■ Your instructions
Each line in the entries below that holds the string "View" is to be listed.

■ Dataset entries
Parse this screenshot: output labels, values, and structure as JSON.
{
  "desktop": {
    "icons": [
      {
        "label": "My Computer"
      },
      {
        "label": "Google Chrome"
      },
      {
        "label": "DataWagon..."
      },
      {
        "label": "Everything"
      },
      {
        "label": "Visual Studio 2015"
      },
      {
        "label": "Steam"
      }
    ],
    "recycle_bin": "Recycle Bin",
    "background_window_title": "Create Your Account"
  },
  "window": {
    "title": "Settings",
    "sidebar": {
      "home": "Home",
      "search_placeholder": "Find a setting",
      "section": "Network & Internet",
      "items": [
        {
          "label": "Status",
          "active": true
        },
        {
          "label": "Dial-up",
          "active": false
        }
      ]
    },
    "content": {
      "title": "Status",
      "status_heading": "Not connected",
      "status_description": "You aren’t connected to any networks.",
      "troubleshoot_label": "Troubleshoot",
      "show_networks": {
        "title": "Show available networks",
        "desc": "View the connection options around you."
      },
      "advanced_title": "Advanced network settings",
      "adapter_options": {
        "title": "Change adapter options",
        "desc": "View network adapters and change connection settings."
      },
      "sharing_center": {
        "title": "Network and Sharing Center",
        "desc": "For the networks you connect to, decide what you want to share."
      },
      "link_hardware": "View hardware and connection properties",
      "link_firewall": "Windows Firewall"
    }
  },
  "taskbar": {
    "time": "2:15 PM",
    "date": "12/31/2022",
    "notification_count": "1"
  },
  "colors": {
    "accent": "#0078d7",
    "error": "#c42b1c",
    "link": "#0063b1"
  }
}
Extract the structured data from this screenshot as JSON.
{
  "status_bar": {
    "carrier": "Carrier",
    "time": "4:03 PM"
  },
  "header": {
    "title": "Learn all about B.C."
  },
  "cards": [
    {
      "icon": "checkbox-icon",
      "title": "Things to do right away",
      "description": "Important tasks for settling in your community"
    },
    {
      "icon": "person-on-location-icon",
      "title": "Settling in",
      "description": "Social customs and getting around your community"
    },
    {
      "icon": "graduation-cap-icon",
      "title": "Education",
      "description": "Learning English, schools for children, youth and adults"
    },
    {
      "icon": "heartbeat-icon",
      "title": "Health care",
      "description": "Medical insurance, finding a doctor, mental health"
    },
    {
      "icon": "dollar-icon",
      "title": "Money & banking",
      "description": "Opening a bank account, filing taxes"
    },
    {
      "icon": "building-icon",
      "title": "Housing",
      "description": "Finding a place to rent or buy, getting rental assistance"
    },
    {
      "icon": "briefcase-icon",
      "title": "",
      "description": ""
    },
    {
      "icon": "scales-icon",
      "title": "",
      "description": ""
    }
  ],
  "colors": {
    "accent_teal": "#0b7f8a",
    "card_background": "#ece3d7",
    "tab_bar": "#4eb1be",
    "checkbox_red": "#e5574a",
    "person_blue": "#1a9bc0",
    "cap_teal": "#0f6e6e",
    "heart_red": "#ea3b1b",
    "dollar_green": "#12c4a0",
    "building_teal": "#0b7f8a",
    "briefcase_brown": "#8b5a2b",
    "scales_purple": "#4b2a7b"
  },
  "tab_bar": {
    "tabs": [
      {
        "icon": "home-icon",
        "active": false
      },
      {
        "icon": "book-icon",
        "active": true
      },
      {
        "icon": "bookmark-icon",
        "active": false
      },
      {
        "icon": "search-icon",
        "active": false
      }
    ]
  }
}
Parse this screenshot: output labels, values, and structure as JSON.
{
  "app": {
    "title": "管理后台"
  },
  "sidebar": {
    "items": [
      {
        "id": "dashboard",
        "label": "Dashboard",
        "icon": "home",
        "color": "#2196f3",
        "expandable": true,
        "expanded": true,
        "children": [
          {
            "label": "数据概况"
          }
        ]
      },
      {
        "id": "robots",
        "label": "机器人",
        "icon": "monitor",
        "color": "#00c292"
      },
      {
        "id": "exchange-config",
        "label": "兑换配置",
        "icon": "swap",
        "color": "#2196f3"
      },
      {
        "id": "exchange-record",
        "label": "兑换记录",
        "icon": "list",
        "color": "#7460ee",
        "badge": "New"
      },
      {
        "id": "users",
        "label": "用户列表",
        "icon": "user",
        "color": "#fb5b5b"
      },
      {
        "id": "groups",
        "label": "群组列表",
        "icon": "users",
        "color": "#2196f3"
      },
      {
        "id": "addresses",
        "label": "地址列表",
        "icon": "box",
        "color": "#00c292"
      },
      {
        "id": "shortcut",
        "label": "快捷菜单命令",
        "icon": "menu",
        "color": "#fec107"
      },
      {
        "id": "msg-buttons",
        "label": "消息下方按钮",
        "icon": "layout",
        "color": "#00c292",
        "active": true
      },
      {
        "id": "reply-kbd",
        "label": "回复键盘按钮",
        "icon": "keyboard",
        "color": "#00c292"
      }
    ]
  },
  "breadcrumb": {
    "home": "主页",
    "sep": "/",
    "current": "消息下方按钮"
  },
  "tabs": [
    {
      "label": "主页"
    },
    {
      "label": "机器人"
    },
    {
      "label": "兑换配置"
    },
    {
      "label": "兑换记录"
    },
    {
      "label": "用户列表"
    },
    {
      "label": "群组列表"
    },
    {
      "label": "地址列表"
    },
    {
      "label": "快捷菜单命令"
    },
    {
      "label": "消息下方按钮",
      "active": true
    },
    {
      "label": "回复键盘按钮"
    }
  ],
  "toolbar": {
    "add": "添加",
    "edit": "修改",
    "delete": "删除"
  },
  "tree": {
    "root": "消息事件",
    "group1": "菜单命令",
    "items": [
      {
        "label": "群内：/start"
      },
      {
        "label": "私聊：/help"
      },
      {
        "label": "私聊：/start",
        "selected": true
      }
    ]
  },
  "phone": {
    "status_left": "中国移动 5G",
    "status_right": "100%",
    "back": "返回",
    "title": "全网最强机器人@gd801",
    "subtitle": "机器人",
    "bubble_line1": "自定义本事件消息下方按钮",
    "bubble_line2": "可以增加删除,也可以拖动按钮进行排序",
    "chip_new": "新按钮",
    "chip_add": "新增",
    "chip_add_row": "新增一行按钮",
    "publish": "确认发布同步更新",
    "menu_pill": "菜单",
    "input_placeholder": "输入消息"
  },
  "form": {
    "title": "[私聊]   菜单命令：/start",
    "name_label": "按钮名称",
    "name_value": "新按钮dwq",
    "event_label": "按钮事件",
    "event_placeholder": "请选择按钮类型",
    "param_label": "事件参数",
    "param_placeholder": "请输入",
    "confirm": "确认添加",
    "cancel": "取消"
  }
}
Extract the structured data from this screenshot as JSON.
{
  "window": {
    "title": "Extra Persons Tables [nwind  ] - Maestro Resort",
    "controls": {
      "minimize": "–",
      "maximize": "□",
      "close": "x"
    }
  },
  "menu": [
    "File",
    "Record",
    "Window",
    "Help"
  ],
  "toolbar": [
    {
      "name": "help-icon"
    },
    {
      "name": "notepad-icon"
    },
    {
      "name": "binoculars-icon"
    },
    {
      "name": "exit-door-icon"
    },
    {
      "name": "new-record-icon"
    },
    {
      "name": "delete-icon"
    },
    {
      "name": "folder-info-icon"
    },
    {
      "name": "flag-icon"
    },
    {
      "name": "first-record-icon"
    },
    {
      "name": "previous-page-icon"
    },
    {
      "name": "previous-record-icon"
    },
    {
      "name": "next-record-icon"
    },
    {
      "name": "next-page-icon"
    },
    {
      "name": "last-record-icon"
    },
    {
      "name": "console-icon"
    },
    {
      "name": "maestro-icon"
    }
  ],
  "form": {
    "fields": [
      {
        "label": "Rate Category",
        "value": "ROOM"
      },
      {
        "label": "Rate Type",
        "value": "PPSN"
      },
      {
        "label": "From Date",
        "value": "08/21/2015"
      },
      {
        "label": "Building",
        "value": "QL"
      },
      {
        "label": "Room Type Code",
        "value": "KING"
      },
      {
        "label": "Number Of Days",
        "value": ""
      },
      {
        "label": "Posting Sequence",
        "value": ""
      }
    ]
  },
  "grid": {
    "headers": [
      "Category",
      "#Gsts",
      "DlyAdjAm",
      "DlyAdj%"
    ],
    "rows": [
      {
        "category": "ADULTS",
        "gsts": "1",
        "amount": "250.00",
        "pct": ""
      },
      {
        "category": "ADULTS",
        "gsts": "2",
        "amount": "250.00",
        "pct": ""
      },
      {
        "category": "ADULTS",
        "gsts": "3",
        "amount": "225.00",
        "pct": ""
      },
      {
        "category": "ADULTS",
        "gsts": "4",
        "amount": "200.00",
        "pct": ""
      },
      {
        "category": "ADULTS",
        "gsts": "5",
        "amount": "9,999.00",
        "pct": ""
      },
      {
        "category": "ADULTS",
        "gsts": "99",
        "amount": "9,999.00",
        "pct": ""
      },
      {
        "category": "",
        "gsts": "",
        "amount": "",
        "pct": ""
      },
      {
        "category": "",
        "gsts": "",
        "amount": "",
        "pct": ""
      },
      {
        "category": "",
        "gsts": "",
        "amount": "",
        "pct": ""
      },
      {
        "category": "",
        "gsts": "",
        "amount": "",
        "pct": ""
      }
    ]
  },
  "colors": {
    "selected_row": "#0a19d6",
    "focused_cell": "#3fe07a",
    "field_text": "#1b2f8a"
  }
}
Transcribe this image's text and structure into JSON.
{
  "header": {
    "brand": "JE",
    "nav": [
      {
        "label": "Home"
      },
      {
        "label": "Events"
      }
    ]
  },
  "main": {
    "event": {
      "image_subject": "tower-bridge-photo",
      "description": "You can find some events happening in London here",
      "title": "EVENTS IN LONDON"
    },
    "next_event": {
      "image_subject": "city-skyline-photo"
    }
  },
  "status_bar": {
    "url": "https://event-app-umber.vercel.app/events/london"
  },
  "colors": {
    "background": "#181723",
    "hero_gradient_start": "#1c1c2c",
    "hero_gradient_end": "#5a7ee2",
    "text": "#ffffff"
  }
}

■ Solution for this task
        "desc": "View the connection options around you."
        "desc": "View network adapters and change connection settings."
      "link_hardware": "View hardware and connection properties",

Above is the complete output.